Time for some research into 2D shooters. What works, and what doesn’t? I loaded up a few emulators on the GP2x to find out.
Power Strike - Sega Master System
This is a vertically-scrolling shooter. It’s also a great game. When it was first released, it was hailed as being the fastest game on the Master System. The scrolling accelerates at a point in each level and there’s a real sense of speed as the landscape zips past.
The player has two weapons at his disposal, a standard cannon that can be powered up by collecting “P” icons dropped by an enemy, and an additional weapon that can take one of 8 forms depending on which powerups the player collects. ChromaX definitely needs two types of weapon; a cannon and some sort of changeable special weapon. I’ve also got an idea for a homing missile (of which the player can only carry 3 at once). Use the shoulder buttons to choose a target (click L to move to the next target on the left of the current target, and so on) and the X button to fire. When the homing missile hits, it wipes out the target and all enemies within a certain radius of the (particle-based) blast.
There’s a large number of enemies on-screen at any one time, and a large quantity of bullets flying around too. ChromaX needs to keep the enemy sprite count high.
Not much. It’s a simple, straight-forward blaster.
Xenon 2 - Sega Master System
Xenon 2 was astonishing when it was first released on the Amiga. A soundtrack that sounded like a chart single, amazing graphics, and it even let you scroll backwards. There was nothing else like it.
The graphics, even on the 8-bit Sega, are colourful and large. Tricky from my point of view, as the whole point of the contest is that I only have 4 colours.
The lavish graphics have a detrimental effect on frame rate. The game is sluggish to the point of rigor mortis. A smooth frame rate is essential in a shooter.
There are very few enemies on-screen simultaneously, and even fewer bullets. Quite a few enemies are stuck to the walls, which isn’t dynamic enough for a fast-paced shooter. Mobile enemies only for me. Also, the walls are solid, so bashing into them causes damage to the player’s ship. Not much fun.
There’s no autofire, so I quickly got sore fingers from having to mash the firebutton like I was playing Daly Thompson’s Decathalon. Autofire is a must.
Sagaia - Sega Master System
Or “Darius 2”, as it was more generally known.
Layers and layers of parallax scrolling make the game look like nothing else on the Master System. I don’t know how they managed to achieve it yet keep the game running so smoothly. There’s little to distinguish it graphically from the Mega Drive version. I can get two layers of clouds into ChromaX, but any more might look daft. The clouds should probably have solid grey outlines around the dithered centre to make the scrolling more obvious.
Powerups again - shield (already planned for), extra weapons (I’ll stick with something closer to the Power Strike model). Each level looks different and has a different palette. I have a plan for this - I can change the grey colour to something else for each level. The caption displayed below the “Mission x” text at the start of a level could name the level and reflect the colour used, eg. “Gunship Grey”, “Dune Yellow”, etc.

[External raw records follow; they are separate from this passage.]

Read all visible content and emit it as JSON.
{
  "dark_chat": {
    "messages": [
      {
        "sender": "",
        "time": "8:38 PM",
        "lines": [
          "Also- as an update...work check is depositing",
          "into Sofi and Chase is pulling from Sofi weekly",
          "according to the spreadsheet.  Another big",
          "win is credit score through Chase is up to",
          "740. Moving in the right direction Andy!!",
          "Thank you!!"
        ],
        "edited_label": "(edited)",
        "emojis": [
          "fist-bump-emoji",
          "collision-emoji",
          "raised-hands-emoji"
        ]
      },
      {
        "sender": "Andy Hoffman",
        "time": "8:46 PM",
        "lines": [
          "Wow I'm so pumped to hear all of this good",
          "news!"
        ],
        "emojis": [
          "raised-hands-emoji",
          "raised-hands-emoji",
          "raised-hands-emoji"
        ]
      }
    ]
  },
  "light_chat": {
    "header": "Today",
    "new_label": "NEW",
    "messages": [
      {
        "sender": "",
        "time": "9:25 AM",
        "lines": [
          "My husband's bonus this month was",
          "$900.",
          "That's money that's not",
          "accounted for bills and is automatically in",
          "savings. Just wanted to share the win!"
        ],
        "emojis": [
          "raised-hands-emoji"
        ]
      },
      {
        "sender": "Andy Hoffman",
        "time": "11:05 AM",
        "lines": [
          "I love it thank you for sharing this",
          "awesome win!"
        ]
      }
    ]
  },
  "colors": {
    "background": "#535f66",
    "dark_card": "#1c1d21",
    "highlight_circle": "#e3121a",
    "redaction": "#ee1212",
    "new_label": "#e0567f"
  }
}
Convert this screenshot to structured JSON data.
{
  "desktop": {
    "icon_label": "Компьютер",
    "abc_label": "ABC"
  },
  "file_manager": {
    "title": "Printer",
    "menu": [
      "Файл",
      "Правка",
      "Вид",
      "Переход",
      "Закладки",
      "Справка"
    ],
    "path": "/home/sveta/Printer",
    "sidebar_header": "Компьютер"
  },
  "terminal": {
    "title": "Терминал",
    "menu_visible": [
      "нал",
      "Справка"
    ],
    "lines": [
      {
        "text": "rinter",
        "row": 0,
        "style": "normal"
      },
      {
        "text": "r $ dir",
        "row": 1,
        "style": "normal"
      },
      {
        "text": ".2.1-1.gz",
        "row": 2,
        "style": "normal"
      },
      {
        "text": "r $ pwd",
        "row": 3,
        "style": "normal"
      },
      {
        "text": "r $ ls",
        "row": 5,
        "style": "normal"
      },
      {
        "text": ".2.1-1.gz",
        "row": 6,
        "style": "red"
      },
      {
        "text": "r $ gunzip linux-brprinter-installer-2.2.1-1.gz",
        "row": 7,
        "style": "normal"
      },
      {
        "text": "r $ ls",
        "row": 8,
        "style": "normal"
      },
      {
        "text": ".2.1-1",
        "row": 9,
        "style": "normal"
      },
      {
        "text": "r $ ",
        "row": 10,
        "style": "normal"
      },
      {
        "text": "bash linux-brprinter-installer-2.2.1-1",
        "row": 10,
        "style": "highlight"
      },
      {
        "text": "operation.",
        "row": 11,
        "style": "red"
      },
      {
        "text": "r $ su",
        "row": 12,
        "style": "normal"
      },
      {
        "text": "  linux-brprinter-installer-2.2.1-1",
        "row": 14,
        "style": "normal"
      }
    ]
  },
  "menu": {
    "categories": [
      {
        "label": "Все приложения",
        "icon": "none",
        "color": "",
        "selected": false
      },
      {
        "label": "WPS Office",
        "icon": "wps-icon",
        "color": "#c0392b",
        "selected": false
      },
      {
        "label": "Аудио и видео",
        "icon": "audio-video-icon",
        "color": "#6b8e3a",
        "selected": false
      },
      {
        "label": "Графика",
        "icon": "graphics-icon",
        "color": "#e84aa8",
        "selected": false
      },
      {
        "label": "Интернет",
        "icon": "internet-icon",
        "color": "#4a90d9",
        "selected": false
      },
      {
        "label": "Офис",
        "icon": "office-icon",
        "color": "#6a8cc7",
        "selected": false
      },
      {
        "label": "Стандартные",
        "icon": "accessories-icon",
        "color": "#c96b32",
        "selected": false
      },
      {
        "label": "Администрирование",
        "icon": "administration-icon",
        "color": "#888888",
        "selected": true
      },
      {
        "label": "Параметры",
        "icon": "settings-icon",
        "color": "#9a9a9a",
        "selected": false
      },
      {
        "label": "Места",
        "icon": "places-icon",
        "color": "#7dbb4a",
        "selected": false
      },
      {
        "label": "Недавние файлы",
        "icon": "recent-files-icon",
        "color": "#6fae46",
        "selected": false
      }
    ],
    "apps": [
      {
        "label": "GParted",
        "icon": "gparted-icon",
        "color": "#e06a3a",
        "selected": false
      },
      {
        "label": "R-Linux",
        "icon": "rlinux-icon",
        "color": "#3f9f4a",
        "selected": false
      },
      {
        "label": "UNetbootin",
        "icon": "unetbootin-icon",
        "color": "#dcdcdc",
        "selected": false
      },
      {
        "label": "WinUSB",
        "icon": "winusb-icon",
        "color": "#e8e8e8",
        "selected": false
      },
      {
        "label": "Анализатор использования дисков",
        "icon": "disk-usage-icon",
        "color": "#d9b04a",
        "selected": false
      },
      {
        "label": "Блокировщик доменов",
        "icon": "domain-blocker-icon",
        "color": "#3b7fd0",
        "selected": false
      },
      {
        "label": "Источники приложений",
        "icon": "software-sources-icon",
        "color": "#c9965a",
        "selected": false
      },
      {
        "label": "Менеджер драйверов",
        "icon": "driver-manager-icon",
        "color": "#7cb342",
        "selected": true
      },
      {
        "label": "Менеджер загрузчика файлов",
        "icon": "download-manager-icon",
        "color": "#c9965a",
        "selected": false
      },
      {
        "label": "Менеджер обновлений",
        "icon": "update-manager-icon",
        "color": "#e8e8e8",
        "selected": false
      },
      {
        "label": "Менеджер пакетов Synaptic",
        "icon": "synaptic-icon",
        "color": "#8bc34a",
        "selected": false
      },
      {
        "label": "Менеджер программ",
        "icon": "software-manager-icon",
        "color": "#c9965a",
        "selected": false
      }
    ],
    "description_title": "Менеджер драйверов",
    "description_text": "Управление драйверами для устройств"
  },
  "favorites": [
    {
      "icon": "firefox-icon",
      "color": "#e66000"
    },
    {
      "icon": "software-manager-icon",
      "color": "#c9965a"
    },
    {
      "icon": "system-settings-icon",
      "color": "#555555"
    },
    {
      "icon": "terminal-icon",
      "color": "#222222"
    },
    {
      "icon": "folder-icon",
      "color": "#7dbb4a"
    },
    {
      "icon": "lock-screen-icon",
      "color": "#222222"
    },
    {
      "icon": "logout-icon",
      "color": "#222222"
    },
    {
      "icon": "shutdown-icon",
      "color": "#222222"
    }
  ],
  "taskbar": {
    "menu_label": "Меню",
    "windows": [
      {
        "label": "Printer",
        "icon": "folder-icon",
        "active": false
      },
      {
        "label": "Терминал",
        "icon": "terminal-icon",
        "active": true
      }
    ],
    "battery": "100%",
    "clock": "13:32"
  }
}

End of level enemies. Xenon 2 has them, but they work much better here. Very “Kill Bill”, with sirens that wail and text that announces the name of the approaching enemy. It’d be good to get something like that in if I have time. It’s a very stereotypically Japanese thing to put in a game, which (I’ve just realised) is precisely the impression I want the game to give.
This is one of my favourite shooters, and I won’t have a word said against it.
And the Rest
At this point, I’ve covered the most important elements of all successful shooters. There’s not much point in going into them all in great detail. It’s also very late and I have run out of steam. Here’s a very brief summary of a few more that I played for research purposes (ahem):
- R-Type (Master System) - pod-based powerup system (too distinct an idea to “borrow”), but one of the best 2D blasters ever made;
- Thunderforce IV (Mega Drive) - stupidly difficult, but technically superb;
- Hellfire (Mega Drive) - press a button to switch firing direction. Clever but not suitable for ChromaX;
- Darius 2 (Mega Drive) - basically the same as the Master System version but with more levels.
- Keep the frame rate high
- Include a basic weapon and a special weapon that changes depending on which powerup is picked up
- Homing missiles with shoulder button targetting system
- Level names that reflect the colour used in that level
- End of level bosses (“Fetch me a pizza!”) that are announced Sagaia-style
- Large number of constantly moving enemies and bullets on-screen at once to keep the game fast-paced
- Parallax scrolling backgrounds